= Provided entries =
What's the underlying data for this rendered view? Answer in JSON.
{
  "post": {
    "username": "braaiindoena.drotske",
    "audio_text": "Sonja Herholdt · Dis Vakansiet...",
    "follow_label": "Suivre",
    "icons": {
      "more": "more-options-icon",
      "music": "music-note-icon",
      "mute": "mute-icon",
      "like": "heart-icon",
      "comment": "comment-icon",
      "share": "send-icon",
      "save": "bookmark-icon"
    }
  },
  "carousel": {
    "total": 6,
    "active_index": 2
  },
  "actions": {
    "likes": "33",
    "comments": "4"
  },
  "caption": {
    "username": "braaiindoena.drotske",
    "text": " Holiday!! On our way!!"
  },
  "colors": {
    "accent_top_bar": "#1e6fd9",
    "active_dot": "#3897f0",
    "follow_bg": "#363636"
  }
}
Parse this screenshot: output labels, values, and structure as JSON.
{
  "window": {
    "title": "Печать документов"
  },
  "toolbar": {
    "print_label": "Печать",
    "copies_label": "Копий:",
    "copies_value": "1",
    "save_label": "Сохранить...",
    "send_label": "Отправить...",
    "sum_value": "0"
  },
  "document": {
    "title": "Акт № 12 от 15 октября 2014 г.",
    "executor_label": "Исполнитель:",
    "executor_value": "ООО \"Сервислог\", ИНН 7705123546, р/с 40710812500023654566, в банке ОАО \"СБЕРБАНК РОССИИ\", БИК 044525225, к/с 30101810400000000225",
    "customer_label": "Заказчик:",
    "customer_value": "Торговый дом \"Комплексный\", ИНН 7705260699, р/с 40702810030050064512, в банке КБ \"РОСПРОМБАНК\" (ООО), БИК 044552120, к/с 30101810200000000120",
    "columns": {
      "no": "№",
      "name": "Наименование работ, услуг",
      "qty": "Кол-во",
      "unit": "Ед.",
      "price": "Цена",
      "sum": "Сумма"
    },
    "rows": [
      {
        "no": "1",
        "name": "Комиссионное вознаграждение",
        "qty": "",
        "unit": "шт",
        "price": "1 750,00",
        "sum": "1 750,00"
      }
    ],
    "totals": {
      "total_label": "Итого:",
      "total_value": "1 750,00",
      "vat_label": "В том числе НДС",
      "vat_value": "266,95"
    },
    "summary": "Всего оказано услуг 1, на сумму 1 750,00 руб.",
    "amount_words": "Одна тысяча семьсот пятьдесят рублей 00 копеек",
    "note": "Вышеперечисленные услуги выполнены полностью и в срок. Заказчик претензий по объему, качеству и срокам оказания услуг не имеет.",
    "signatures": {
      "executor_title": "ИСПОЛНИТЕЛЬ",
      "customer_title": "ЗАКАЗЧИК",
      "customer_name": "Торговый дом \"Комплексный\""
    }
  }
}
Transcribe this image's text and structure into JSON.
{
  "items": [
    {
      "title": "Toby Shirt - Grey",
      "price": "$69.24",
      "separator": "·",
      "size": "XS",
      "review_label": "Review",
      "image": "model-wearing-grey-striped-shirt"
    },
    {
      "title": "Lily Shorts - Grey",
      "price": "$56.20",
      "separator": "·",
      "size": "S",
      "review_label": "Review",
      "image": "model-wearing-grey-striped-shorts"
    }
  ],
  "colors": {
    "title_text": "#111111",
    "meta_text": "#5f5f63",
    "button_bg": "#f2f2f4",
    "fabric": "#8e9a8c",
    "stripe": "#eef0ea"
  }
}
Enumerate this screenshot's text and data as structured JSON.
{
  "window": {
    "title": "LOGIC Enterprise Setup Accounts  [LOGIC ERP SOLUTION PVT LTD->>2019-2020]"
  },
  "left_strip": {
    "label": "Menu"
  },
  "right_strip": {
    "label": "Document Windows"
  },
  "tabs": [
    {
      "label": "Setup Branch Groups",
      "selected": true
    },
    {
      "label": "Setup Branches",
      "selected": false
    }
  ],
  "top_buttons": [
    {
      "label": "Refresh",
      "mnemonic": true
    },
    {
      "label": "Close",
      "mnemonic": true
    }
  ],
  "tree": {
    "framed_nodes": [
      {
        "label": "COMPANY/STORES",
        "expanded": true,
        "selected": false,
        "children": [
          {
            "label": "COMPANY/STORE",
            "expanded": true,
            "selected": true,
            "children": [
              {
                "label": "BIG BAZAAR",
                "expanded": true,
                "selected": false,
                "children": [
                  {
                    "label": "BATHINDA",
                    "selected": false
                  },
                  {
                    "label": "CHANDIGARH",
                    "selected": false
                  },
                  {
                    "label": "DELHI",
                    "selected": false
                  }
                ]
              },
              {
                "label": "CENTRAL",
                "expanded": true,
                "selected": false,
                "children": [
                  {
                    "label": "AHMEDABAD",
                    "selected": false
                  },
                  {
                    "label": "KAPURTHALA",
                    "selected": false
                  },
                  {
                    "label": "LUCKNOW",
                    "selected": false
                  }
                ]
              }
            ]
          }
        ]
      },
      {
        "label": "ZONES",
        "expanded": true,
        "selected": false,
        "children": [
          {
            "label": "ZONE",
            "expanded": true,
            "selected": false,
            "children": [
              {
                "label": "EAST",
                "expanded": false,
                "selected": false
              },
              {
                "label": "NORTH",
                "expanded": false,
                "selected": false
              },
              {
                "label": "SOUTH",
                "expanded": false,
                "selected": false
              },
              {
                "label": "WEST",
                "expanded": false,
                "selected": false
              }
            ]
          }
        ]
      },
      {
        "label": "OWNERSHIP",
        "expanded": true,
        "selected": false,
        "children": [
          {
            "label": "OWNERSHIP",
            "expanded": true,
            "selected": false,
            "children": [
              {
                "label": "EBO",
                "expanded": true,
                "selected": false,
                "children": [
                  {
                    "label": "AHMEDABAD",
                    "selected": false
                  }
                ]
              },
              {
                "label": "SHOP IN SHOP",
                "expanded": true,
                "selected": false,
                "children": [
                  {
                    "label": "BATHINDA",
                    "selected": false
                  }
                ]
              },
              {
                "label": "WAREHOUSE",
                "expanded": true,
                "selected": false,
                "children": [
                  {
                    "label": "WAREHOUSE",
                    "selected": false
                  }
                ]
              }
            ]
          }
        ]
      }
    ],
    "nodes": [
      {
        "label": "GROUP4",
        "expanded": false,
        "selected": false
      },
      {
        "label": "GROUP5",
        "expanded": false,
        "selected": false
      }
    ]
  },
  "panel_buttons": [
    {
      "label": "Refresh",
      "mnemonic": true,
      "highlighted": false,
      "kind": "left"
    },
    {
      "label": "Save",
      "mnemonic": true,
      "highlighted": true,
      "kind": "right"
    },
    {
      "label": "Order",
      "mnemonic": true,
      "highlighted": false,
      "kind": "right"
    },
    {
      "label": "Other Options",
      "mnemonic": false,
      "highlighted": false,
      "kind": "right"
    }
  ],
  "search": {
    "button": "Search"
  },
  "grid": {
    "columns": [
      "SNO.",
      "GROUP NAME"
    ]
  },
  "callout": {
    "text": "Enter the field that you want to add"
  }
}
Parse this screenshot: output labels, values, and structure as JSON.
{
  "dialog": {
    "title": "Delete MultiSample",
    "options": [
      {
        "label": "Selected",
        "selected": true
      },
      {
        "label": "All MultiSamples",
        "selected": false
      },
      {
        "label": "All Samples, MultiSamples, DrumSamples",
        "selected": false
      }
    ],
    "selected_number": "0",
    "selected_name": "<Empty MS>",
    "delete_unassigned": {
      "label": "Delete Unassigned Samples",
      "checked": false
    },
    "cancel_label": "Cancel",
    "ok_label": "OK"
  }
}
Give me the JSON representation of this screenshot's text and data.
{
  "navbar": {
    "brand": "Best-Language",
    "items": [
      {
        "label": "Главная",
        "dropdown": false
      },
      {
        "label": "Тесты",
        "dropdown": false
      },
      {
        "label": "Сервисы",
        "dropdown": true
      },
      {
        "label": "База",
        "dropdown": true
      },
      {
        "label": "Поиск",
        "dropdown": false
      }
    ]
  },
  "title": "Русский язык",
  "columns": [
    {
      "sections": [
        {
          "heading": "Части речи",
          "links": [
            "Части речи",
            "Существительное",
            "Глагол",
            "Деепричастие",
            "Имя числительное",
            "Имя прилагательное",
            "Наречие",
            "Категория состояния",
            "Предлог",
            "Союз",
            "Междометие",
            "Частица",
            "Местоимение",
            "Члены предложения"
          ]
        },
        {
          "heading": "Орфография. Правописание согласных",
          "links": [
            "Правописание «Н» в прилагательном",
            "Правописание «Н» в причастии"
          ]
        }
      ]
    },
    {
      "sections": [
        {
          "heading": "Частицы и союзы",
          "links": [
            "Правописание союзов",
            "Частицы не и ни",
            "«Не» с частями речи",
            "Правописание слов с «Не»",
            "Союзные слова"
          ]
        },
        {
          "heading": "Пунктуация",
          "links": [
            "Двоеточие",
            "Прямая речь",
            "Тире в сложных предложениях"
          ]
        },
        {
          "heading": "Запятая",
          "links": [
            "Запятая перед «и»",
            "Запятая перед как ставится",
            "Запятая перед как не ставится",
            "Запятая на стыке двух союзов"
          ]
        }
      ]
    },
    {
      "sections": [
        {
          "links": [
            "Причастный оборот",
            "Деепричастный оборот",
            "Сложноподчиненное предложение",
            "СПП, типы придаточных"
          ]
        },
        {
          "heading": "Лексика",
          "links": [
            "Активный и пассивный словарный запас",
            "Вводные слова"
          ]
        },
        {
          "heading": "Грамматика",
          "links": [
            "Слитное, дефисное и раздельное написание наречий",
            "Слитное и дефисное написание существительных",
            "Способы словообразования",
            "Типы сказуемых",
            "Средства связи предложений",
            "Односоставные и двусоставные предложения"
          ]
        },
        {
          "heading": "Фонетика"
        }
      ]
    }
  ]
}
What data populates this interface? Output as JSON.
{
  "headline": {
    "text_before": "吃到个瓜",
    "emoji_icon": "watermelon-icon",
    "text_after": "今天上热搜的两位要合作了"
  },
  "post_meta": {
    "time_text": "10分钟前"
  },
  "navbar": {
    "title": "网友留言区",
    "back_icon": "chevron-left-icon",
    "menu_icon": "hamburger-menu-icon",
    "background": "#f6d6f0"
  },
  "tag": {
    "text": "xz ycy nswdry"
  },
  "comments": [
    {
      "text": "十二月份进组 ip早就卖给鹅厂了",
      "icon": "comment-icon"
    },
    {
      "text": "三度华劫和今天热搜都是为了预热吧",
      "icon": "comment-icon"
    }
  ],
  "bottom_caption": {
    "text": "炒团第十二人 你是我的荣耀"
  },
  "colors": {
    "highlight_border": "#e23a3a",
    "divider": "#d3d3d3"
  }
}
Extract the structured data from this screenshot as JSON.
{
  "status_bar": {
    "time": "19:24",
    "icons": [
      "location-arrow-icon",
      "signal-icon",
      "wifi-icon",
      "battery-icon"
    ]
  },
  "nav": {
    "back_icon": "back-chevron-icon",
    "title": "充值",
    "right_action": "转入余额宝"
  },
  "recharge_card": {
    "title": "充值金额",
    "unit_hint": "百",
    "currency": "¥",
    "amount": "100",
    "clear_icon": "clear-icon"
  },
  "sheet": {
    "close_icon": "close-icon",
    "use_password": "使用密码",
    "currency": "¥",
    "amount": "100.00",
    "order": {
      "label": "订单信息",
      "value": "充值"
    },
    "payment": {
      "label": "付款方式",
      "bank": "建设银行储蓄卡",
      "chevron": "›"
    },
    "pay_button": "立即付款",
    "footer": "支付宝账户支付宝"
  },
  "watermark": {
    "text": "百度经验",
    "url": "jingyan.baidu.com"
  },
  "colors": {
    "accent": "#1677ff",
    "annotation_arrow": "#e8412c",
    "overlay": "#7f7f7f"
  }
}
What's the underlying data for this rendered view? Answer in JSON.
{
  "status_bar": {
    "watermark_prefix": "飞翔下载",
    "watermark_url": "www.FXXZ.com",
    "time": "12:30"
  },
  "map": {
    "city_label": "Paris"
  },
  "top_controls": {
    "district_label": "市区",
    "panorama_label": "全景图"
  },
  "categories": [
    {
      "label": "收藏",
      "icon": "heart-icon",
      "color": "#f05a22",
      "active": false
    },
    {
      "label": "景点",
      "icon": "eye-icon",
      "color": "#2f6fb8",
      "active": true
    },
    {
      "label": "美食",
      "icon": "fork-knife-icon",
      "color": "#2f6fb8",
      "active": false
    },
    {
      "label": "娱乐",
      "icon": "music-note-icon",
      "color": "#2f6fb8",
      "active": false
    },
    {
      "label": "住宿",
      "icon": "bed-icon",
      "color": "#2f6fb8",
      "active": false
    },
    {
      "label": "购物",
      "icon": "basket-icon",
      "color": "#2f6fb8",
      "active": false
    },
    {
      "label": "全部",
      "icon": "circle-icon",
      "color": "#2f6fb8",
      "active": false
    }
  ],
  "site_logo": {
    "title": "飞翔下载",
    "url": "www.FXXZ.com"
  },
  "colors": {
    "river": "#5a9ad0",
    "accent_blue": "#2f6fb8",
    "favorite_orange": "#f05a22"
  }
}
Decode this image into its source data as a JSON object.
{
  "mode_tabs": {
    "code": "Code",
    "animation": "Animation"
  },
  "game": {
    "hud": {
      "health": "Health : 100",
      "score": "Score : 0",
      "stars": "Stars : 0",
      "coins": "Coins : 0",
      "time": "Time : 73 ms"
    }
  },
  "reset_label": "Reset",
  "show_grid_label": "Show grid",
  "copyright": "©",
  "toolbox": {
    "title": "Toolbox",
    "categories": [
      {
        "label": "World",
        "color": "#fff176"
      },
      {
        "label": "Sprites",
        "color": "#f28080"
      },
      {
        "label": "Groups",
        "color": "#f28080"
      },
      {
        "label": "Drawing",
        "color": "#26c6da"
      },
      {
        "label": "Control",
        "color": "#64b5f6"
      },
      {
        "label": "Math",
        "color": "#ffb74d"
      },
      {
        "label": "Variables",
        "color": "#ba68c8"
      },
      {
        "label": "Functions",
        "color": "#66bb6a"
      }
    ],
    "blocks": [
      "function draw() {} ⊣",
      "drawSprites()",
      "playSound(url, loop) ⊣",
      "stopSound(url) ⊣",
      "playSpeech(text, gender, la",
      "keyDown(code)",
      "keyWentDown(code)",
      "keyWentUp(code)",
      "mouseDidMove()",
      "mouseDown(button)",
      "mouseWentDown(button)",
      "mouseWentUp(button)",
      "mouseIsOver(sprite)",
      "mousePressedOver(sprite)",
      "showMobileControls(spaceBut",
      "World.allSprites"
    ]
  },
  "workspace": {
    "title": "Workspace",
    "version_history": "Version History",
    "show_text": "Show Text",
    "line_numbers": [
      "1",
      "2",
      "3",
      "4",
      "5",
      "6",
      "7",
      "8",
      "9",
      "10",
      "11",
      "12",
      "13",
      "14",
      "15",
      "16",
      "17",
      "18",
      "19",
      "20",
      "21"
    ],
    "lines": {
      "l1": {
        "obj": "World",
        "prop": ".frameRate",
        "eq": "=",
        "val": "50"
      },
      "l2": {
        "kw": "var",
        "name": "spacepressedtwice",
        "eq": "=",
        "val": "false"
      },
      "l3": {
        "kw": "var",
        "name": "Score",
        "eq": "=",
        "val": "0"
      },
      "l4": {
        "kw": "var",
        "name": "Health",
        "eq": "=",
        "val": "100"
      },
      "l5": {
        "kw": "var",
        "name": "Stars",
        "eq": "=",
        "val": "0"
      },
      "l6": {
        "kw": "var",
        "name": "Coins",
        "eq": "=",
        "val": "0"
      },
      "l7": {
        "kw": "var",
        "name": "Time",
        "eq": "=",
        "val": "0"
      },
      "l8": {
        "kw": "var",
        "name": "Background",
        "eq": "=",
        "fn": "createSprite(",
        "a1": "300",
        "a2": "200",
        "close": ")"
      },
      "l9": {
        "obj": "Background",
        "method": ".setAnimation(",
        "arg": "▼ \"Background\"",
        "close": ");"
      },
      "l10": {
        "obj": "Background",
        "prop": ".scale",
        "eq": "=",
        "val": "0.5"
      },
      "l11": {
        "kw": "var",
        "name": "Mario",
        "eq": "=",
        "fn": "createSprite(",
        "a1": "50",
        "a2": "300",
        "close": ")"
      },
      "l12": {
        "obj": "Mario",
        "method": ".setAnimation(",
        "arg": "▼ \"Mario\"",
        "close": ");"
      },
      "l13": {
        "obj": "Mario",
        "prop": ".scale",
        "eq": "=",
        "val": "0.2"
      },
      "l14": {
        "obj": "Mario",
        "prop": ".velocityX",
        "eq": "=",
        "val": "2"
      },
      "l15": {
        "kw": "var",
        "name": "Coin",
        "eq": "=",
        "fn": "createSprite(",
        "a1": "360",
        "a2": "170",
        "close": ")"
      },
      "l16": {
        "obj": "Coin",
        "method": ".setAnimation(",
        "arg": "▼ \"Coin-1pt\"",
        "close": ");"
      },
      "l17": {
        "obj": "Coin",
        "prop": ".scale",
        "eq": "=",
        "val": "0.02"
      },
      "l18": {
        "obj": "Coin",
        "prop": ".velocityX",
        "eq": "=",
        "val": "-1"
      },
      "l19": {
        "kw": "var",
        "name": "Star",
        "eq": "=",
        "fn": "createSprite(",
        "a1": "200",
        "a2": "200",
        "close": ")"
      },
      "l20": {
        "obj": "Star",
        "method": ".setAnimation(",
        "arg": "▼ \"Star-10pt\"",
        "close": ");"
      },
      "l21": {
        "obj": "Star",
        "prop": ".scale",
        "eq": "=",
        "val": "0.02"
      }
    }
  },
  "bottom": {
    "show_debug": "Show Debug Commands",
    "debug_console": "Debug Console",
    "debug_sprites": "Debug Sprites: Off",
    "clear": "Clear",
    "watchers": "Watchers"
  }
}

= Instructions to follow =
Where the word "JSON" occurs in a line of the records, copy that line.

= Answer section =
What's the underlying data for this rendered view? Answer in JSON.
Parse this screenshot: output labels, values, and structure as JSON.
Transcribe this image's text and structure into JSON.
Enumerate this screenshot's text and data as structured JSON.
Parse this screenshot: output labels, values, and structure as JSON.
Give me the JSON representation of this screenshot's text and data.
What data populates this interface? Output as JSON.
Extract the structured data from this screenshot as JSON.
What's the underlying data for this rendered view? Answer in JSON.
Decode this image into its source data as a JSON object.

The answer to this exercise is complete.